## SOURCE INFORMATION
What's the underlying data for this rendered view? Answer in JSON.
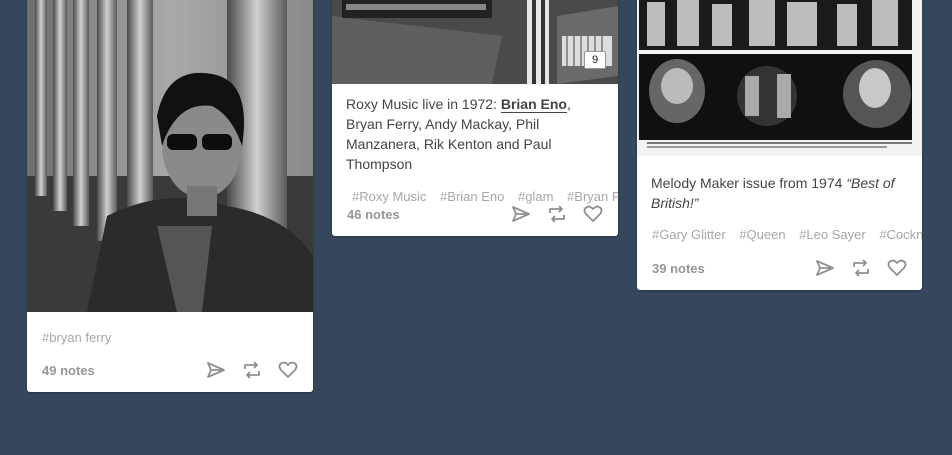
{
  "posts": [
    {
      "tags": [
        "#bryan ferry"
      ],
      "notes": "49 notes",
      "actions": [
        "share-icon",
        "reblog-icon",
        "like-icon"
      ]
    },
    {
      "photo_counter": "9",
      "caption": {
        "prefix": "Roxy Music live in 1972: ",
        "bold": "Brian Eno",
        "suffix": ", Bryan Ferry, Andy Mackay, Phil Manzanera, Rik Kenton and Paul Thompson"
      },
      "tags": [
        "#Roxy Music",
        "#Brian Eno",
        "#glam",
        "#Bryan Ferry"
      ],
      "notes": "46 notes",
      "actions": [
        "share-icon",
        "reblog-icon",
        "like-icon"
      ]
    },
    {
      "caption": {
        "prefix": "Melody Maker issue from 1974 ",
        "italic": "“Best of British!”"
      },
      "tags": [
        "#Gary Glitter",
        "#Queen",
        "#Leo Sayer",
        "#Cockney Rebel"
      ],
      "notes": "39 notes",
      "actions": [
        "share-icon",
        "reblog-icon",
        "like-icon"
      ]
    }
  ]
}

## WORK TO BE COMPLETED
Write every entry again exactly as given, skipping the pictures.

## RESPONSE
What's the underlying data for this rendered view? Answer in JSON.
{
  "posts": [
    {
      "tags": [
        "#bryan ferry"
      ],
      "notes": "49 notes",
      "actions": [
        "share-icon",
        "reblog-icon",
        "like-icon"
      ]
    },
    {
      "photo_counter": "9",
      "caption": {
        "prefix": "Roxy Music live in 1972: ",
        "bold": "Brian Eno",
        "suffix": ", Bryan Ferry, Andy Mackay, Phil Manzanera, Rik Kenton and Paul Thompson"
      },
      "tags": [
        "#Roxy Music",
        "#Brian Eno",
        "#glam",
        "#Bryan Ferry"
      ],
      "notes": "46 notes",
      "actions": [
        "share-icon",
        "reblog-icon",
        "like-icon"
      ]
    },
    {
      "caption": {
        "prefix": "Melody Maker issue from 1974 ",
        "italic": "“Best of British!”"
      },
      "tags": [
        "#Gary Glitter",
        "#Queen",
        "#Leo Sayer",
        "#Cockney Rebel"
      ],
      "notes": "39 notes",
      "actions": [
        "share-icon",
        "reblog-icon",
        "like-icon"
      ]
    }
  ]
}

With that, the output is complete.